On Aug. 17, NOAA, which had warned of the storm that hit St. Anthony a week before, now forecast a deep low for Monday and Nirvana departed Catalina at 3:30 a.m. to get to St. John’s before the storm. As expected, wind gusts hit 40 knots with six-foot breaking seas. The last 15 nautical miles took four hours but they finally entered St. John’s Harbor through a narrow opening in spectacular cliffs. The big low moved in and sat for a couple of days.

We hire a car and drive across Cape St. Francis to Conception Bay, home of the Royal Newfoundland Yacht Club. Race week had just ended and General Manager Jim Eastman is handling a giant party, but he greets us cordially and we trade burgees. We meet Susan and Jon Garvin at the bar and later on their C&C 36; they provide navigation advice for our next ports of call.

When the gale lifted the next morning, Nirvana left for Trespassy on the south coast, rounding Cape Spear, the easternmost point of North America, in the fog and meeting a southerly with gusts up to 33 knots. Close hauled with her rail down, the Hylas welcomed a lift from the Labrador Current. Sue Garvin had warned them of shoals here and a hard-to-spot buoy at Mistaken Point.

Nirvana safely turned Cape Race as the fog lifted and the wind dropped at the entrance to Trepassy Bay.

After a quiet night, Cindy and Ian departed Trespassy at 4:30 a.m. and reached St. Lawrence at 8:30 p.m., slogging across Placentia Bay with a 25-knot wind on the nose.

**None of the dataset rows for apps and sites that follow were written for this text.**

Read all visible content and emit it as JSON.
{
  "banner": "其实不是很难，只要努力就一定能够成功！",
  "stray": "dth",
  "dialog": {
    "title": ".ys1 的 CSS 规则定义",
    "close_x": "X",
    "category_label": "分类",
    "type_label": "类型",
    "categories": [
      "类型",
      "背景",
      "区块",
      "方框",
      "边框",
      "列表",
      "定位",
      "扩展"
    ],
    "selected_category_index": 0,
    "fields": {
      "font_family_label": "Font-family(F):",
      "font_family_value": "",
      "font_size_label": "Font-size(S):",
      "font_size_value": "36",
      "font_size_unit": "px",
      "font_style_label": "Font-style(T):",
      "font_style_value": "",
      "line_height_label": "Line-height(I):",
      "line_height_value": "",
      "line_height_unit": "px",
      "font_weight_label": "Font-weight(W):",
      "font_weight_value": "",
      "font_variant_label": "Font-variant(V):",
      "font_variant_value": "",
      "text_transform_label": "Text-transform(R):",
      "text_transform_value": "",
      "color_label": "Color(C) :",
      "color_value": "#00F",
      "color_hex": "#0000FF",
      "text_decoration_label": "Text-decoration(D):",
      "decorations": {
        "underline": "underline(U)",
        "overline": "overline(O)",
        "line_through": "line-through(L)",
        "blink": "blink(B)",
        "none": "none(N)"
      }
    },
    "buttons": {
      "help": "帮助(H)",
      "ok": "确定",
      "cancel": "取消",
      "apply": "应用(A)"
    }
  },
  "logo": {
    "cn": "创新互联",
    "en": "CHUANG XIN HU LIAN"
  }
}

Moderate winds on Aug. 22 along with a forecast of strong southwesterlies convinced the sailors to depart Newfoundland and sail directly to Louisbourg on Cape Breton. An overnight leg brought them there at 2:30 p.m. on Aug. 23, accompanied by sun and a convoy of dolphins, their circumnavigation of Newfoundland completed.

Blow-out above

At one time, the capital of French Canada, Louisbourg, was the site of a huge fortress, now a major tourist attraction. From Louisbourg Nirvana intended a long hop southeast to Liscomb, but as she approached the Strait of Canso, the wind increased to 30 knots bearing a thick fog.

Suddenly a loud bang, the sails started flapping and Nirvana rounded up. Six lengths of reinforced nylon webbing that secured the steel ring to the clew of the main had torn off. Nirvana couldn’t make Liscomb until long after dark, so they pressed on overnight to Halifax. At 2 a.m. on Aug. 27, the wind went round to the southwest, the fog lifted and Nirvana motor-sailed with the genny under a full moon. In Halifax, Doyle Sails removed the main and returned it repaired.

We sailed 2,461 nautical miles. Our northernmost point was Red Bay, Labrador, 51-43-23 north latitude. The most easterly was Cape Spear, 52-36-44 west longitude. We dock at the Sag Harbor Yacht Club on Sept. 3, present Commodore Carl Marino with burgees from the Royal Nova Scotia Yacht Squadron and Royal Newfoundland Yacht Club. I get lots of hugs and of bottle of champagne, which we drink immediately.